(Based on – GIRM, Fr.J O’Kane, Fr. Gihr, Fr. Schuster)
Hear the unborn speak
Dear Mammy will you keep me safe?
Please Mammy keep me warm.
I’m growing here beneath your heart;
Protect me from the storm.
I hear your heart. Do you hear mine?
My birthday gift will be
Two bright-blue eyes that shine with joy
On worlds I long to see.
I’m looking forward now to life –
Sea-shells, and ships with sails;
I’ll feel the sun, I’ll count the stars,
You’ll tell me fairy tales.
Already I’ve got arms and legs.
Look close! You’ll see my nose.
And on the things that you call legs
Are things I’ll call my toes.
Dear Mammy you’re not listening!
Please! Can’t you hear? It’s me!
And Mammy you’re not smiling now
What can this ‘CLINIC’ be?
They’ve given you a bed with wheels –
Those people dressed in green.
Don’t let them hurt you Mammy dear.
Just let them try – I’ll scream!
Dear Mammy, what is happening?
I’m paralysed with fear.
Quick! Rise and run – I’m just begun –
Please save us Mammy dear.
They’re killing me dear Mammy.
They’ve pulled my limbs apart,
Dismembering my arms and legs.
They’ve stilled my beating heart.
And though I’ll never see the sky

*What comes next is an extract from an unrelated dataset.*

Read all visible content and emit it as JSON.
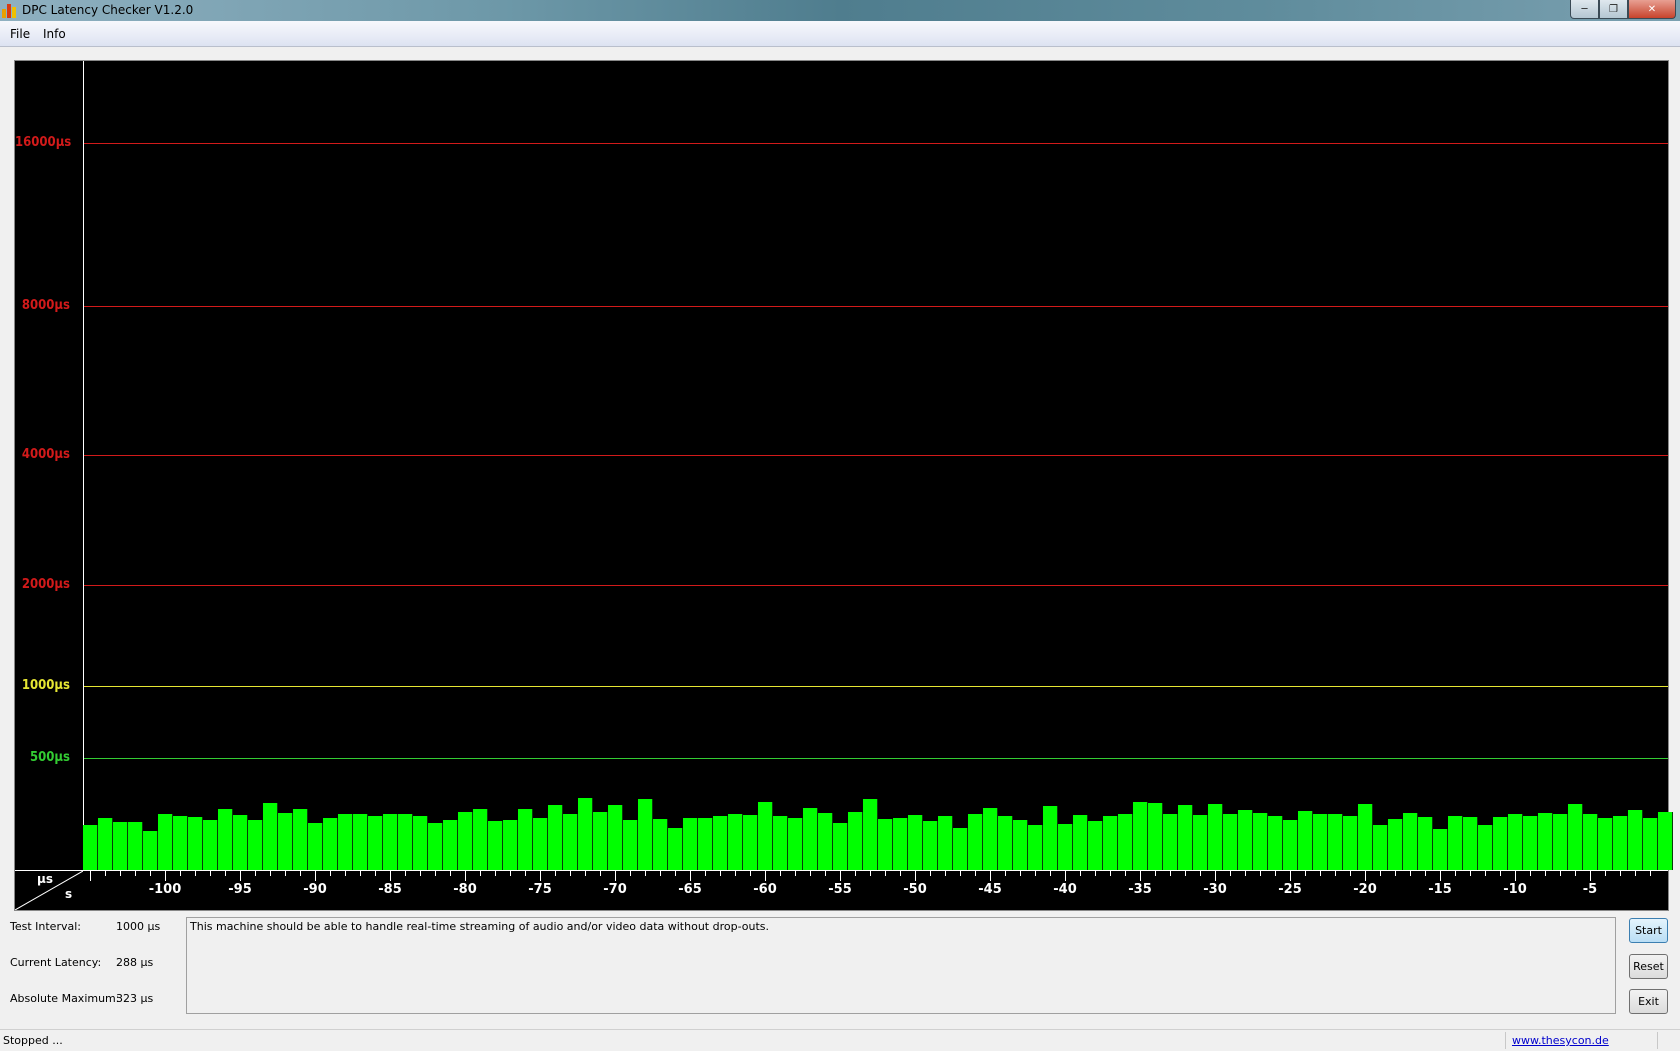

With eyes of shining blue,
I know that you’d have loved me dear –
And I’d have loved you too.